* What you need to do *
Would you repeat every line below exactly, please?

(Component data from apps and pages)

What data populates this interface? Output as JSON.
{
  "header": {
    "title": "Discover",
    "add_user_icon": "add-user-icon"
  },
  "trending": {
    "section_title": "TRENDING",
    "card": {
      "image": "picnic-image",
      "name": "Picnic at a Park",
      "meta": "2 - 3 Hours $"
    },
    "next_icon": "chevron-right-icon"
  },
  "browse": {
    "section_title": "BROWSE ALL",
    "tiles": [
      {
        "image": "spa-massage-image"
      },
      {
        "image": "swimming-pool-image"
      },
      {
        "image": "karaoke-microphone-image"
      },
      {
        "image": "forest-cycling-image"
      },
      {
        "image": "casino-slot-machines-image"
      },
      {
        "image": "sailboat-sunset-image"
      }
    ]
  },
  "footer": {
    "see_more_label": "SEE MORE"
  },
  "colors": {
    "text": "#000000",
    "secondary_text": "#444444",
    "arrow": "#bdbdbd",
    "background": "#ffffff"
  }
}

* Exercise answer *
What data populates this interface? Output as JSON.
{
  "header": {
    "title": "Discover",
    "add_user_icon": "add-user-icon"
  },
  "trending": {
    "section_title": "TRENDING",
    "card": {
      "image": "picnic-image",
      "name": "Picnic at a Park",
      "meta": "2 - 3 Hours $"
    },
    "next_icon": "chevron-right-icon"
  },
  "browse": {
    "section_title": "BROWSE ALL",
    "tiles": [
      {
        "image": "spa-massage-image"
      },
      {
        "image": "swimming-pool-image"
      },
      {
        "image": "karaoke-microphone-image"
      },
      {
        "image": "forest-cycling-image"
      },
      {
        "image": "casino-slot-machines-image"
      },
      {
        "image": "sailboat-sunset-image"
      }
    ]
  },
  "footer": {
    "see_more_label": "SEE MORE"
  },
  "colors": {
    "text": "#000000",
    "secondary_text": "#444444",
    "arrow": "#bdbdbd",
    "background": "#ffffff"
  }
}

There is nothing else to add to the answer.